Isaacs J gave a concurring judgment setting out his own reasons, in which he similarly emphasised the requirement of section 7 that the senators be directly chosen by the people, stating this was "more than a mere direction, more even than a simple mandate as to the mode of election; it describes the composition of the Houses themselves, so as to express the essential nature of these branches of the Parliament. Nothing could be more fundamental than the directly elective character of the two Houses."
"(Section) 15 of the Constitution was not framed with the object of meeting numerous instances of irregular Senate elections, but of providing for possible but rare contingencies of the abnormal termination of the service of senators; so rare that departures from the fundamental principles of representation through popular election would be really inappreciable because infrequent and possibly of short duration".

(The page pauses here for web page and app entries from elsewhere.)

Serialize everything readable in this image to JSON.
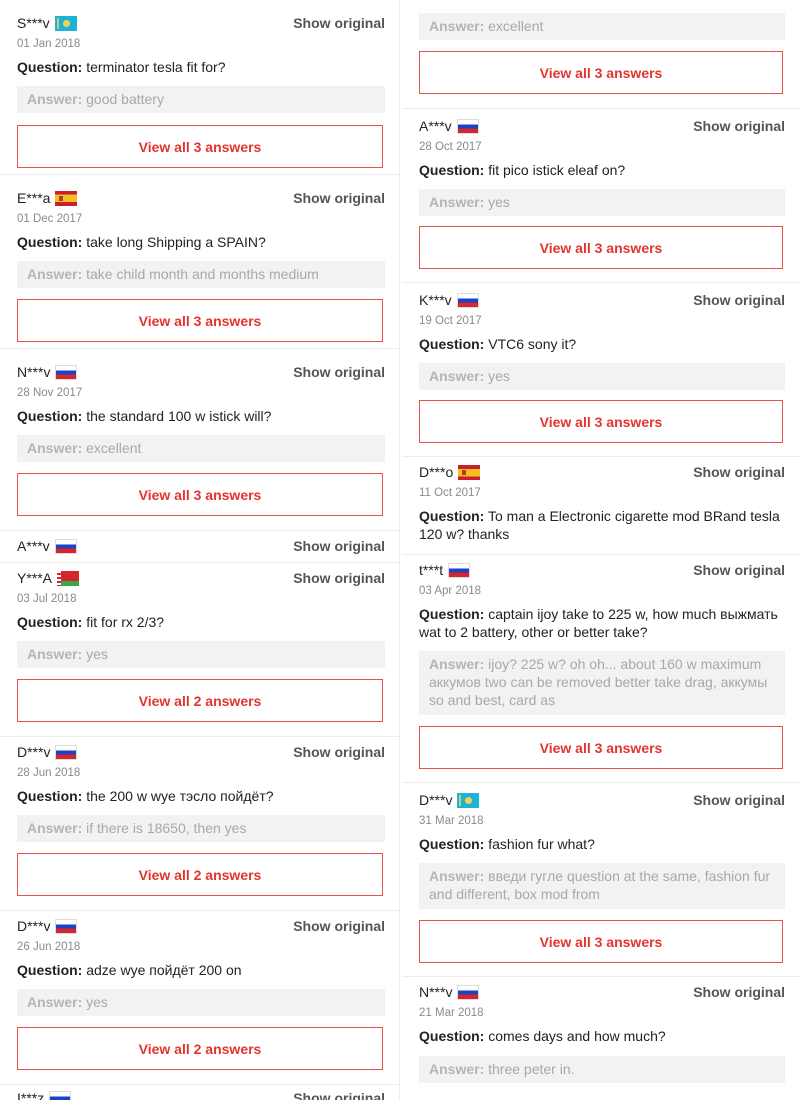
{
  "labels": {
    "show_original": "Show original",
    "question_prefix": "Question:",
    "answer_prefix": "Answer:"
  },
  "left": [
    {
      "user": "S***v",
      "flag": "kz-flag-icon",
      "date": "01 Jan 2018",
      "question": "terminator tesla fit for?",
      "answer": "good battery",
      "view_all": "View all 3 answers"
    },
    {
      "user": "E***a",
      "flag": "es-flag-icon",
      "date": "01 Dec 2017",
      "question": "take long Shipping a SPAIN?",
      "answer": "take child month and months medium",
      "view_all": "View all 3 answers"
    },
    {
      "user": "N***v",
      "flag": "ru-flag-icon",
      "date": "28 Nov 2017",
      "question": "the standard 100 w istick will?",
      "answer": "excellent",
      "view_all": "View all 3 answers"
    },
    {
      "user": "A***v",
      "flag": "ru-flag-icon"
    },
    {
      "user": "Y***A",
      "flag": "by-flag-icon",
      "date": "03 Jul 2018",
      "question": "fit for rx 2/3?",
      "answer": "yes",
      "view_all": "View all 2 answers"
    },
    {
      "user": "D***v",
      "flag": "ru-flag-icon",
      "date": "28 Jun 2018",
      "question": "the 200 w wye тэсло пойдёт?",
      "answer": "if there is 18650, then yes",
      "view_all": "View all 2 answers"
    },
    {
      "user": "D***v",
      "flag": "ru-flag-icon",
      "date": "26 Jun 2018",
      "question": "adze wye пойдёт 200 on",
      "answer": "yes",
      "view_all": "View all 2 answers"
    },
    {
      "user": "I***z",
      "flag": "ru-flag-icon"
    }
  ],
  "right": [
    {
      "answer": "excellent",
      "view_all": "View all 3 answers"
    },
    {
      "user": "A***v",
      "flag": "ru-flag-icon",
      "date": "28 Oct 2017",
      "question": "fit pico istick eleaf on?",
      "answer": "yes",
      "view_all": "View all 3 answers"
    },
    {
      "user": "K***v",
      "flag": "ru-flag-icon",
      "date": "19 Oct 2017",
      "question": "VTC6 sony it?",
      "answer": "yes",
      "view_all": "View all 3 answers"
    },
    {
      "user": "D***o",
      "flag": "es-flag-icon",
      "date": "11 Oct 2017",
      "question": "To man a Electronic cigarette mod BRand tesla 120 w? thanks"
    },
    {
      "user": "t***t",
      "flag": "ru-flag-icon",
      "date": "03 Apr 2018",
      "question": "captain ijoy take to 225 w, how much выжмать wat to 2 battery, other or better take?",
      "answer": "ijoy? 225 w? oh oh... about 160 w maximum аккумов two can be removed better take drag, аккумы so and best, card as",
      "view_all": "View all 3 answers"
    },
    {
      "user": "D***v",
      "flag": "kz-flag-icon",
      "date": "31 Mar 2018",
      "question": "fashion fur what?",
      "answer": "введи гугле question at the same, fashion fur and different, box mod from",
      "view_all": "View all 3 answers"
    },
    {
      "user": "N***v",
      "flag": "ru-flag-icon",
      "date": "21 Mar 2018",
      "question": "comes days and how much?",
      "answer": "three peter in."
    }
  ]
}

The Governor of South Australia issued a supplementary writ and an election was held on 15 February 1908. Only Vardon and O'Loghlin contested the election and Vardon won comfortably.
|Joseph Vardon||Anti-Socialist Party||47,130||54.0|
|James O'Loghlin||Labour Party||40,082||46.0|
In light of the High Court decision the question raised whether Vardon, O'Loghlin or Albert Palmer,[j] were entitled to keep the allowances they had received whilst they sat in parliament. Groom , the Attorney-General, agreed with the opinions expressed by former Attorneys-General Drake, and Higgins, that a person whose election was void was not a member of the parliament during the period from election until the declaration and was not entitled to retain the amount paid by way of allowance. After Vardon was elected on 15 February 1908, he sought payment of the allowance from when the vacancy occurred, 1 January 1907. Groom was of the opinion that Vardon was only entitled to the allowance from 15 February 1908. The Parliament resolved the question by enacting legislation to legalise the payments that had been made to Vardon, O'Loghlin and Palmer.
The prediction of Isaacs J as to the frequency of irregular senate elections was not borne out in that the only other successful challenge to the Senate election itself, rather than the eligibility of particular candidates, was in Western Australia in 2013. By contrast there have been numerous appointments to casual vacancies in the Senate. The appointment of O'Loghlin remains the only occasion on which a matter has been referred to the Senate Committee of Disputed Returns and Qualifications. 1908 is the only occasion on which a partial supplementary election has been held for Senate. This is because the introduction of the proportional representation system used in Senate elections since 1946, was inconsistent with a partial supplementary election as it is likely to result in a distortion of the voters' real intentions.[k] While the Commonwealth Electoral Act, still provides for a partial failure of an election, the High Court held in Re Wood that a supplementary election for just one senate seat would be liable to frustrate the manifest purpose of the proportional voting scheme.